You might also like: Boost Your Chess with These Simple Tips

Chess Placement Basics

There are six pieces in chess: the King, the Queen, the Rook, the Bishop, the Knight, and the Pawn.

The King

This piece has a cross (or another distinguishable feature) to recognize it. The King isn’t too powerful, but it’s crucial to chess. You lose the game if you lose the King. Your goal is to protect this piece; the King can help others as the game progresses.


The King begins on the E1 square for the white side, and the E8 square for the black. The Kings should be facing opposite each other. The King moves one space in any direction; the only downside is this piece can’t jump over other pawns. The game is over if your opponent attacks your King and you can’t move anywhere else.

The Queen

The Queen is the strongest (and arguably the most fun) piece. The Queen is super important to win the game. The Queen uses moves akin to the Rook and Bishop. This piece can move various squares in all directions.


The Queens start in the D1 and D8 squares, respectively, and the square’s color is the same as the piece. In other words, the black Queen should be on the black tile, and the same goes for the white. 


Be careful with your Queen; losing this piece could mean a quick defeat. Have her help the Pawns, Bishops, and Knights, then consider where you could use her best to protect the King as the game continues.


You might also like: 11 Best Places to Learn Chess Online

chess placement

The Rook

The Rook is the castle, a strong and capable piece. The Rooks are in the four corners of the board. The Rook can move anywhere, up, down, and across. Similar to the King, the Rook doesn’t jump. You can’t use this piece at the beginning of the match since the Pawns and Knight block the Rook.

The Bishop

The Bishop is a minor piece in the grand spectrum of chess. That said, these pieces can move quickly and diagonally across the board. The two Bishops are next to the King and Queen. One Bishop is in a dark square, and the other is in the light. They stay in the same assigned color throughout the game. 


You must move the Pawns first to access the Bishops. Once you do, Bishops are a great way to counter the other player.

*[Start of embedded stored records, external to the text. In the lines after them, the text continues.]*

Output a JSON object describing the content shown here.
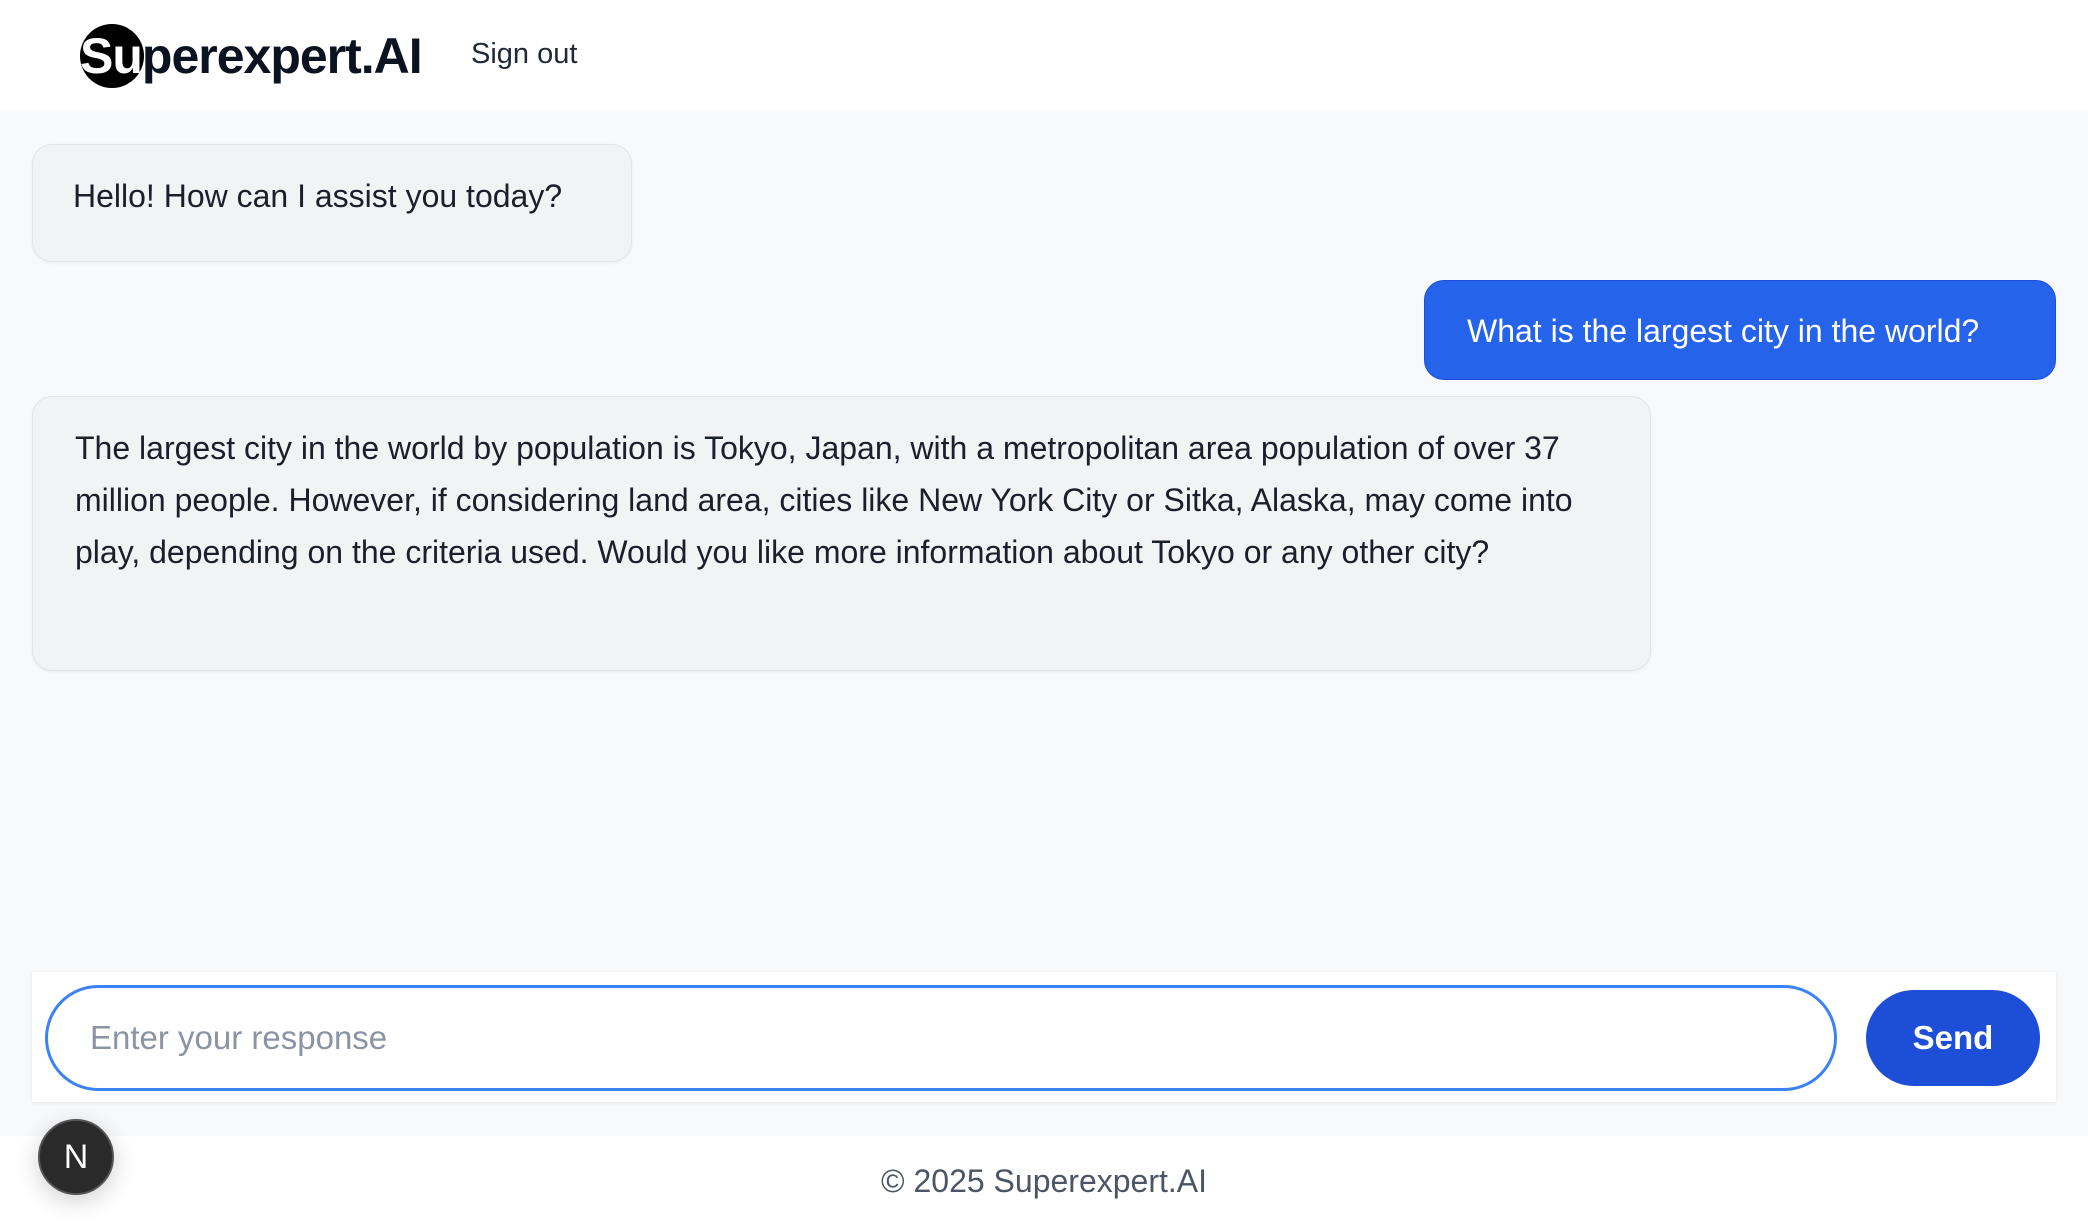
{
  "header": {
    "logo_prefix": "Su",
    "logo_suffix": "perexpert.AI",
    "signout_label": "Sign out"
  },
  "messages": [
    {
      "role": "assistant",
      "text": "Hello! How can I assist you today?"
    },
    {
      "role": "user",
      "text": "What is the largest city in the world?"
    },
    {
      "role": "assistant",
      "text": "The largest city in the world by population is Tokyo, Japan, with a metropolitan area population of over 37 million people. However, if considering land area, cities like New York City or Sitka, Alaska, may come into play, depending on the criteria used. Would you like more information about Tokyo or any other city?"
    }
  ],
  "composer": {
    "placeholder": "Enter your response",
    "value": "",
    "send_label": "Send"
  },
  "footer": {
    "copyright": "© 2025 Superexpert.AI"
  },
  "badge": {
    "letter": "N",
    "icon": "nextjs-icon"
  },
  "colors": {
    "user_bubble": "#2563eb",
    "send_button": "#1d4ed8",
    "input_border": "#3b82f6",
    "ai_bubble": "#f2f3f5"
  }
}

You might also like: The Undisputed Rules of Chess: How To Play Chess

The Knight

The Knight is the most recognizable piece, resembling a horse on the board. The Knight is a bit complicated for beginners due to the complex movement. You have two Knights on the board, between the Rook and Bishops. (Squares B1 and G1 for white; B8 and G8 for black). 


The Knight is the only piece that can hop over others. Think of an L shape; you can move 2 squares left, right, up, or down, and 1 extra square to the right or left of the path you initially chose. Even if other pieces surround the Knight, this piece can maneuver around them as long as another of your pieces doesn’t occupy the final destination.

The Pawn

Lastly, the Pawn is a basic and relatively weak piece. Each side starts with eight Pawns. However, pawns are still very important for the game. Every game centers around the position of the pawns. 


Pawns support the other pieces, limiting where opponents can go. You can move the first Pawn two squares at the beginning. Then, Pawns can only go forward one at a time. Pawns can only attack diagonally. If two Pawns from opposing sides are facing each other, they can’t move until one of the pieces is removed from the table. 

You might also like: 16 Best Chess Openings for White

chess placement

The Board

Set up the board with the light square in the bottom right corner. Remembering this simple trick will make the rest of the assembly easy. 

Final Thoughts on Chess Placement 

Here’s a quick way to remember how to set up the chessboard with the pieces in their appropriate spots:

  • Place the Pawns on the second row.
  • Arrange the Rooks in the corners.
  • Position the Knights next to the Rooks.
  • The Bishops go next to the Knights.
  • Put the Queen on the same color square.
  • Then, snuggle the King into the last square.

White moves first, and you’re ready to play. Hopefully, this article helped you learn more about chess placement. Chess is a complicated game that requires a lot of practice. So, if you’re still unsure, check out some of our other articles to feel more confident before you play. 

Related Content

Share this article
Back to top